Hulls said Life360’s future plan is to be a hub for all types of family-related things, including home automation, like being able to lock doors or turn down the thermostat remotely. The company also has plans to create pendants for family members who don’t have smart phones to wear, so that they can be a part of their family’s network, or “circle.” The pendants will specifically be helpful for families with elderly members.
Life360 also recently inked a commercial deal with BMW so that BMW cars can have the Life360 technology installed.

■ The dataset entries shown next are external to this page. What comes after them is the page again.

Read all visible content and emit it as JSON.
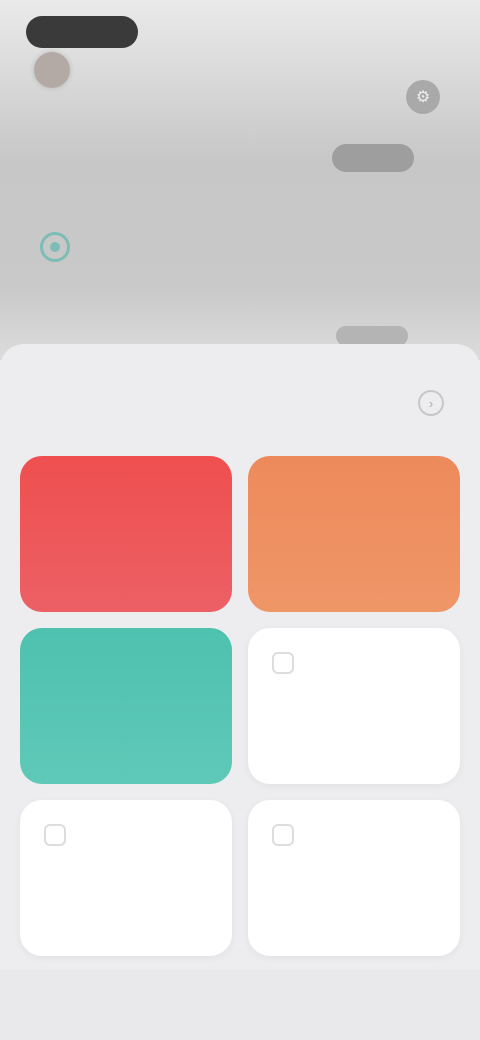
{
  "status": {
    "time": "",
    "right": ""
  },
  "user": {
    "name": ""
  },
  "header": {
    "subtitle": "",
    "action_label": "",
    "feature_label": "",
    "link_label": ""
  },
  "section": {
    "title": ""
  },
  "cards": [
    {
      "label": "",
      "color": "#ec5257"
    },
    {
      "label": "",
      "color": "#ee8f60"
    },
    {
      "label": "",
      "color": "#55c4b2"
    },
    {
      "label": "",
      "color": "#ffffff"
    },
    {
      "label": "",
      "color": "#ffffff"
    },
    {
      "label": "",
      "color": "#ffffff"
    }
  ],
  "icons": {
    "header_action": "settings-icon",
    "feature": "target-icon",
    "section_more": "chevron-right-icon",
    "card": "square-icon"
  }
}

“Think about meeting your husband at your kid’s soccer game,” Hulls said. “Normally you’d have to call, get the address, write it down and put it in your GPS system. Instead, you can push a button, say you need to drive to your husband and it’ll put it into the GPS for you. It takes all that friction away.”
Hulls doesn’t have a traditional background in tech like most tech company founders. He joined the Air Force right out of high school and spent some time in Afghanistan. After returning, he went to college and then had a brief stint working in investment banking for Goldman Sachs before starting Life360. He realizes his career path has been non-traditional, but he credits his unique journey to helping him find success with Life360.
The app is free and available on iPhone and Android platforms. The Windows platform is currently in beta testing and should be in production next month.
“We want to be the company that when you think of families and you think of a digital service, then you think of Life360,” he said. We’re all about creating a hub for the family and being known as the family network.”
Hulls will be one of the keynote speakers during Utah Business’ Rocky Mountain Leadership Conference on June 19, and he plans to give a candid overview of what it’s like to start a company—both the good and the bad.
“It’s not always fun—there are definitely some miserable times,” he said. “I want to give a candid overview of what it is like when it comes to both success and failure.”
For more information on the conference, visit https://register.growtix.com/e/rocky_mountain_leadership_conference. For more information on Life360, visit www.life360.com.